My dad taught me so many things and, to be honest, through his actions, he still teaches me so much today.

He’s a good man. He’s always taken care of us. He’s always looked out for us. And, for his two boys, he did everything he could to teach them to be good men, too. At times, I know I have failed to live up to this.

On the mountainside when I was young, after I shot my first mule deer, he stood beside me and guided me through dressing it. He did not hold the knife. He solely instructed me on how to dress it.

“If you cut too deep, you’ll cut right into the stomach, and you don’t want that,” he said, leaning over me with the sun setting behind him, the cold of autumn’s breath approaching us with the descending shade from our Wasatch Mountains.

He said it would probably be best to not shoot the deer that close to dusk and from that distance because we would be packing it out in the dark.

I shot anyway, and I also cut too hard into the deer’s belly. Everything that deer ate, and even the feces it had begun to process in its intestines, shot up at me and landed on my face.

My dad smiled at me. He didn’t say he told me so when I wiped it off, and he didn’t lecture me when we hauled the deer out in the dark, even though it took us double the time it should have to get back to camp. He knew that I faced the consequences of my decisions — and he let me face them, with crap all over me.

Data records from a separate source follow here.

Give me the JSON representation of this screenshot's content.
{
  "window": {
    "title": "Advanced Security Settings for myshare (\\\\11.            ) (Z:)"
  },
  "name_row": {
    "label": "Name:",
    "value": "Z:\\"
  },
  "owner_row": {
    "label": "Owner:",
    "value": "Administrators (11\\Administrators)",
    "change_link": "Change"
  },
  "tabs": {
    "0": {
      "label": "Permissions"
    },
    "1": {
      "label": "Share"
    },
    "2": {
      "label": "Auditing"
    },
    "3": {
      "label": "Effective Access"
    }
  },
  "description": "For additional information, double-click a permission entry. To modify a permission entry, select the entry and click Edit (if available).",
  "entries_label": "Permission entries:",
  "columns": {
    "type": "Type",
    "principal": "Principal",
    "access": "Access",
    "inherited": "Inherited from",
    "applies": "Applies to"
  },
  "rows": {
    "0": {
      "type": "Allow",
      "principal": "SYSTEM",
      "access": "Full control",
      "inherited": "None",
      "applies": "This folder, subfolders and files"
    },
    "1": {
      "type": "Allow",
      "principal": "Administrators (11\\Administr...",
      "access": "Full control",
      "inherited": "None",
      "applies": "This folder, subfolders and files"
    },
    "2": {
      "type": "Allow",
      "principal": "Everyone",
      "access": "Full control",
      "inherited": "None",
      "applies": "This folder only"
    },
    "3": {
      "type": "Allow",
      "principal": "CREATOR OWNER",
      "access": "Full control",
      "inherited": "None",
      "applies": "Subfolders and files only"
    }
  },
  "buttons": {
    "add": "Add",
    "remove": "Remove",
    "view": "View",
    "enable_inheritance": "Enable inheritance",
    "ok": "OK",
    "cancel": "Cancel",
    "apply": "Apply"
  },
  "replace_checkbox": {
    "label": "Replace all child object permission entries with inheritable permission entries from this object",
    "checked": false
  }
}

I don’t use the skill of dressing a deer anymore. I’ve given up hunting. But I use a lot of other things he taught me. I wake up early to get work done. When I begin a job, I complete it. I treat women with the respect they deserve. I support my wife. When I make a commitment, I do anything I can to keep it.

Most important, when I make a decision, I deal with the consequences of that decision. While I don’t always make good decisions, and while I don’t always deal with consequences well, I don’t hide from them — to the best of my ability — and my dad taught me that, not just on the hill that day but all the way through my young and adult life.

What we’re seeing now is a president who gases children and families at the border, and cowards who won’t stand up to him and protect asylum seekers. These are people. They may not be citizens of our great country, but they are still children.

I must ask why those who represent me in Congress would support this cowardice. I believe, as I have seen throughout my life, that most men raised in Utah were raised correctly, were raised to take care of their families, were raised to respect women, and were raised to not hide from the consequences of their decisions. Am I incorrect in this?

Supposed good men of Utah, my representatives, we’re looking at you to seriously answer this question.

I find myself confused as to how any of you (and the rest of the other men, and I mean “men,” in Congress) can swallow this brutal treatment of women and children. Are you not family men?

Before you start to believe that I am just some crazy progressive in northern Utah (well, I am now because of this president), I want you to know that I grew up here. I am from here. Heck, I voted for George W. Bush — the first time.

I’m just some guy wondering why in the heck my representatives can support a man like President Donald Trump and still hold their heads high like the men their fathers, just like my father, raised them to be.

To be honest, my dad would probably disagree with me writing this, because we don’t share the same political beliefs, but he would never ask me not to do so.

He would solely tell me to not cut too deep or I might get crap on my face. He’s a good man.

I think Utah’s members of Congress have crap on their faces — not from cutting too deep, but from being scared to cut at all.

Kase Johnstun, Ogden, is an author and editor whose work includes contributions to “Utah Reflections: Stories from the Wasatch Front.”